For story that admirably, if painfully slowly, tries to establish some internal logic set of rules to govern its plot, even time-travel movie afficianados will be scratching their heads with all the elements that don’t make much sense beyond the initial pitch of a time-travel pill. Yes, Steve pragmatically records each step of his travels and his investigation of the pill’s power to ensure there’s some proof left behind should things go wrong ( a step many films ignore to set up their peril), But much is made that even the distance of a few feet in your ‘starting-position’ can make centuries or millennia-differences to the destination, yet there’s no further rhyme or reason to the order of those co-ordinates. What can be brought back seems arbitrary and when Brianna disappears – setting up the urgency for everything thereafter – the subsequent clue she might have been able to leave to her where/whenabouts for Steve and Dennis to find turns out to be a massive coincidence rather than predestination.
There’s two or three interesting films in Synchronic’s mix and more ideas besides, but what feels like it could be walk outside the normal lines quickly becomes on one hand too ambitious and and on the other merely pedestrian and the result meanders so much that by the time we’re done, the destination isn’t as interesting as the journey promised.

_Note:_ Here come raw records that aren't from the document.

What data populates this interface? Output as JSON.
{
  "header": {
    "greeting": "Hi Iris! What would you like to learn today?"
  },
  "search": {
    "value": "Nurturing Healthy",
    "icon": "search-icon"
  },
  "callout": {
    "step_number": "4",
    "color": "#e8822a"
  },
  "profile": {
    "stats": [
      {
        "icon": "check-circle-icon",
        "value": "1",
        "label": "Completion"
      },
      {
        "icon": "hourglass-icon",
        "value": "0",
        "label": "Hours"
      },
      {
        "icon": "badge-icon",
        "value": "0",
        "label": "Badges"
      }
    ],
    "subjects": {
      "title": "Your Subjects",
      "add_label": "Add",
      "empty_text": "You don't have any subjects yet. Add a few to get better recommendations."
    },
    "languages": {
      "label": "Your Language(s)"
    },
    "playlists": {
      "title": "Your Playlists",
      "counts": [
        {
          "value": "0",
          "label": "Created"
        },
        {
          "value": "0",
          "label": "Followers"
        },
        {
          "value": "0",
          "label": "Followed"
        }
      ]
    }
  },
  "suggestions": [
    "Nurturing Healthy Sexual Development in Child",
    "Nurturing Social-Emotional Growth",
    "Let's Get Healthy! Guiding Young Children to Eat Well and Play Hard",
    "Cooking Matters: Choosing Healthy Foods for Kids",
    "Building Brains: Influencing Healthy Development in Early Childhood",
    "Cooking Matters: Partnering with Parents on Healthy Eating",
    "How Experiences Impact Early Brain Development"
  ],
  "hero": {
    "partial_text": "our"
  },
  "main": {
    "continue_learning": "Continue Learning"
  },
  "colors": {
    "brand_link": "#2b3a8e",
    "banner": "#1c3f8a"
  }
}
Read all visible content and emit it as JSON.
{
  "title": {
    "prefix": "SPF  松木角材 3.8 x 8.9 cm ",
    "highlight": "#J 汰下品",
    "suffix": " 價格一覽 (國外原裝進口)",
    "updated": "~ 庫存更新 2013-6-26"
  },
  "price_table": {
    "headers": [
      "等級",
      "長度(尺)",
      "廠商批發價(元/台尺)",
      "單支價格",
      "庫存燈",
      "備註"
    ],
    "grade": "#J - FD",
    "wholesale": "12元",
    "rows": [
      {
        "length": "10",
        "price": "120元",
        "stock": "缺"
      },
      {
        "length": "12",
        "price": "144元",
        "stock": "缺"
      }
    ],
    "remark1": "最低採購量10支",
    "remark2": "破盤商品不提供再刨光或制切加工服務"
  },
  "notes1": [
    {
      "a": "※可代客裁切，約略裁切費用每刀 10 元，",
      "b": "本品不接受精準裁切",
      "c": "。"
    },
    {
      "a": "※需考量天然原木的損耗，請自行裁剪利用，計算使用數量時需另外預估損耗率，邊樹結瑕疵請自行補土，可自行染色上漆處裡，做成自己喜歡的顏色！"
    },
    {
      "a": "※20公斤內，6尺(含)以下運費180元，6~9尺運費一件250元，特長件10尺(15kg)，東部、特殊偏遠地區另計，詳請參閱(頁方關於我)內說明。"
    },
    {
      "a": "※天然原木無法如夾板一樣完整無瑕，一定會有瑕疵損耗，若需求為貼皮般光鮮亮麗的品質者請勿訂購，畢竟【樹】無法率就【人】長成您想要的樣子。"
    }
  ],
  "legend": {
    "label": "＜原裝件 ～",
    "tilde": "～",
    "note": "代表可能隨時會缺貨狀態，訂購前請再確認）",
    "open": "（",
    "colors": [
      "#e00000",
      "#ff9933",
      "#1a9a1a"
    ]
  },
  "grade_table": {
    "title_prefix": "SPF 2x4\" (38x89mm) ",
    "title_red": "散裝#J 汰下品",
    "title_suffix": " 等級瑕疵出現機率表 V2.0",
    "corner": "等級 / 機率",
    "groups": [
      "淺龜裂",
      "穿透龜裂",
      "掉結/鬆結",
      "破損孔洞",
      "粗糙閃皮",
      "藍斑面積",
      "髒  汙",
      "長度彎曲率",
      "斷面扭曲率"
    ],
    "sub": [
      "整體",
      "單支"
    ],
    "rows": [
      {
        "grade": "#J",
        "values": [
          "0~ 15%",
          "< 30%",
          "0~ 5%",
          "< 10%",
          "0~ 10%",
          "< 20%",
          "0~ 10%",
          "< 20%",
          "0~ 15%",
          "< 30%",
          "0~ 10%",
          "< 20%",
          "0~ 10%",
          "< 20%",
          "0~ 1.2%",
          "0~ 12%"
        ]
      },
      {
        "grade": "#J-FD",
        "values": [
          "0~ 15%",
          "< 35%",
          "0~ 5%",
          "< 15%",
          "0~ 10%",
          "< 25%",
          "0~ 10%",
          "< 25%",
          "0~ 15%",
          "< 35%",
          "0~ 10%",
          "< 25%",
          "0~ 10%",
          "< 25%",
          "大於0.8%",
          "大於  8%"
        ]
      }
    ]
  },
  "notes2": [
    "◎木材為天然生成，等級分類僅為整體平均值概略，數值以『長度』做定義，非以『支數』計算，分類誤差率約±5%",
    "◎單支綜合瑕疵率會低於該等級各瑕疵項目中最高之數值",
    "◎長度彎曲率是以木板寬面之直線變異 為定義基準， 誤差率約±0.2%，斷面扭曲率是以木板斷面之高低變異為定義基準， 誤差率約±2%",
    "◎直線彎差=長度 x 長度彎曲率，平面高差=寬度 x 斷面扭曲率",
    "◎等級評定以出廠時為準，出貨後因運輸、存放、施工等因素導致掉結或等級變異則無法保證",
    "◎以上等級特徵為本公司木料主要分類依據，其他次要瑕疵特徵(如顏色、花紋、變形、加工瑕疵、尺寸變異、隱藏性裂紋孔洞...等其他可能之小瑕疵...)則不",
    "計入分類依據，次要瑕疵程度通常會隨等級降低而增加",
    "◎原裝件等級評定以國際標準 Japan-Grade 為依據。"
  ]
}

Synchronic is released by Well Go Usa on to DVD and blu-ray on 26th January…
- Production Design / VFX9